## What is expected:
Without copying the images, write out all the entries below verbatim.

## Available data:

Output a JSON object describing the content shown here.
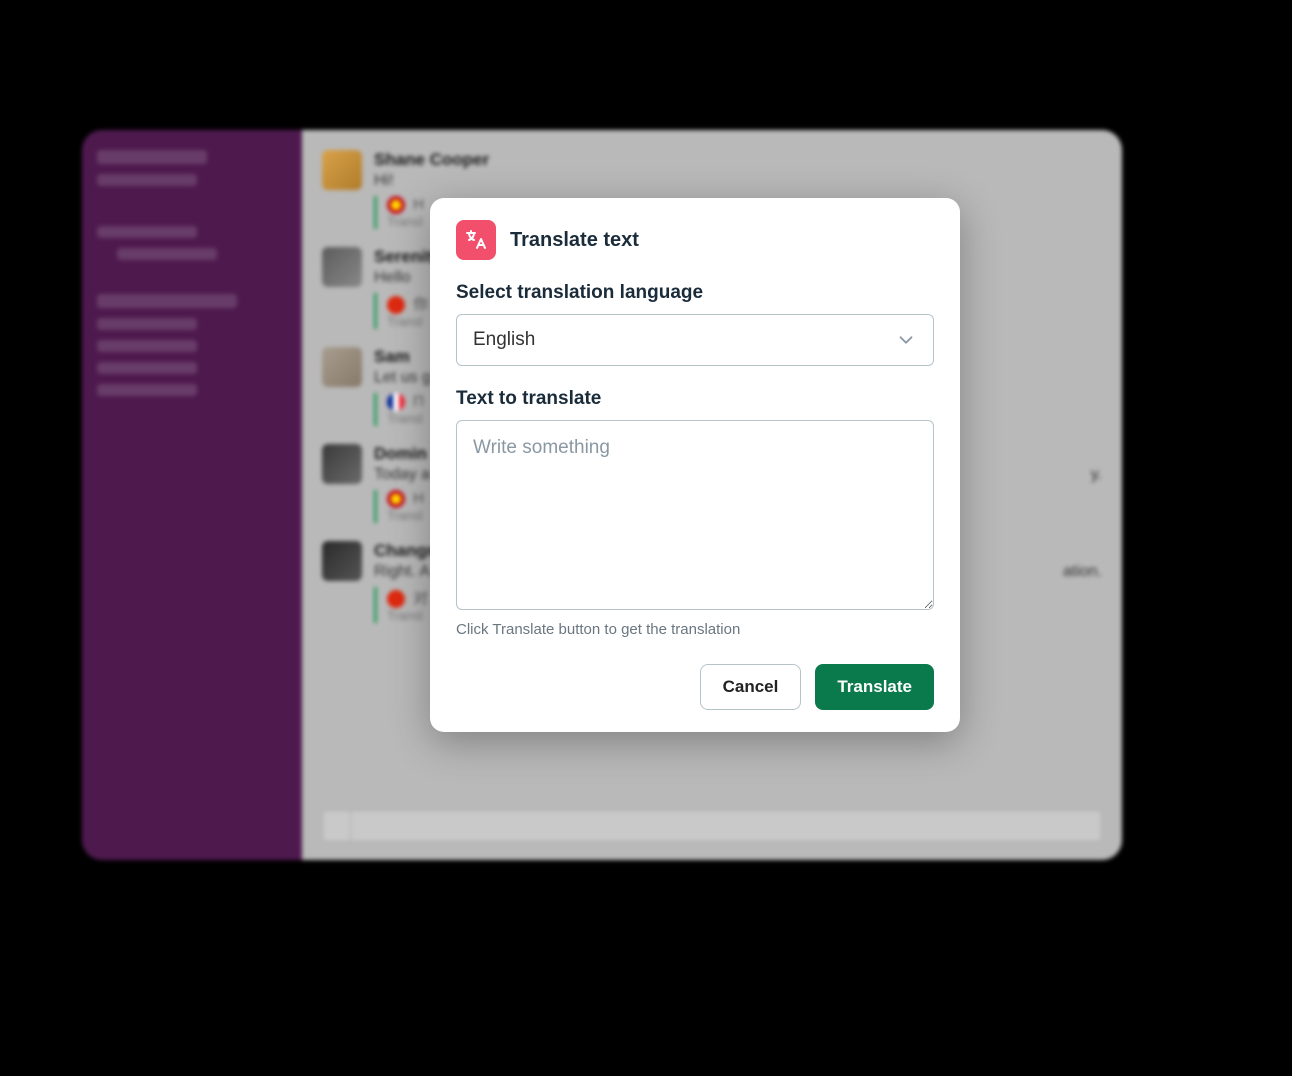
{
  "background": {
    "messages": [
      {
        "name": "Shane Cooper",
        "text": "Hi!",
        "flag": "es",
        "trans_preview": "H",
        "trans_sub": "Transl"
      },
      {
        "name": "Serenity",
        "text": "Hello",
        "flag": "cn",
        "trans_preview": "你",
        "trans_sub": "Transl"
      },
      {
        "name": "Sam",
        "text": "Let us g",
        "flag": "fr",
        "trans_preview": "П",
        "trans_sub": "Transl"
      },
      {
        "name": "Domin",
        "text": "Today a",
        "tail": "y.",
        "flag": "es",
        "trans_preview": "H",
        "trans_sub": "Transl"
      },
      {
        "name": "Changm",
        "text": "Right. A",
        "tail": "ation.",
        "flag": "cn",
        "trans_preview": "对",
        "trans_sub": "Transl"
      }
    ]
  },
  "modal": {
    "title": "Translate text",
    "language_label": "Select translation language",
    "language_value": "English",
    "text_label": "Text to translate",
    "text_placeholder": "Write something",
    "help": "Click Translate button to get the translation",
    "cancel": "Cancel",
    "submit": "Translate"
  },
  "colors": {
    "sidebar": "#4e1a4e",
    "primary_button": "#0a7a4d",
    "app_icon": "#f14f6b"
  }
}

## Solution to this task:
Output a JSON object describing the content shown here.
{
  "background": {
    "messages": [
      {
        "name": "Shane Cooper",
        "text": "Hi!",
        "flag": "es",
        "trans_preview": "H",
        "trans_sub": "Transl"
      },
      {
        "name": "Serenity",
        "text": "Hello",
        "flag": "cn",
        "trans_preview": "你",
        "trans_sub": "Transl"
      },
      {
        "name": "Sam",
        "text": "Let us g",
        "flag": "fr",
        "trans_preview": "П",
        "trans_sub": "Transl"
      },
      {
        "name": "Domin",
        "text": "Today a",
        "tail": "y.",
        "flag": "es",
        "trans_preview": "H",
        "trans_sub": "Transl"
      },
      {
        "name": "Changm",
        "text": "Right. A",
        "tail": "ation.",
        "flag": "cn",
        "trans_preview": "对",
        "trans_sub": "Transl"
      }
    ]
  },
  "modal": {
    "title": "Translate text",
    "language_label": "Select translation language",
    "language_value": "English",
    "text_label": "Text to translate",
    "text_placeholder": "Write something",
    "help": "Click Translate button to get the translation",
    "cancel": "Cancel",
    "submit": "Translate"
  },
  "colors": {
    "sidebar": "#4e1a4e",
    "primary_button": "#0a7a4d",
    "app_icon": "#f14f6b"
  }
}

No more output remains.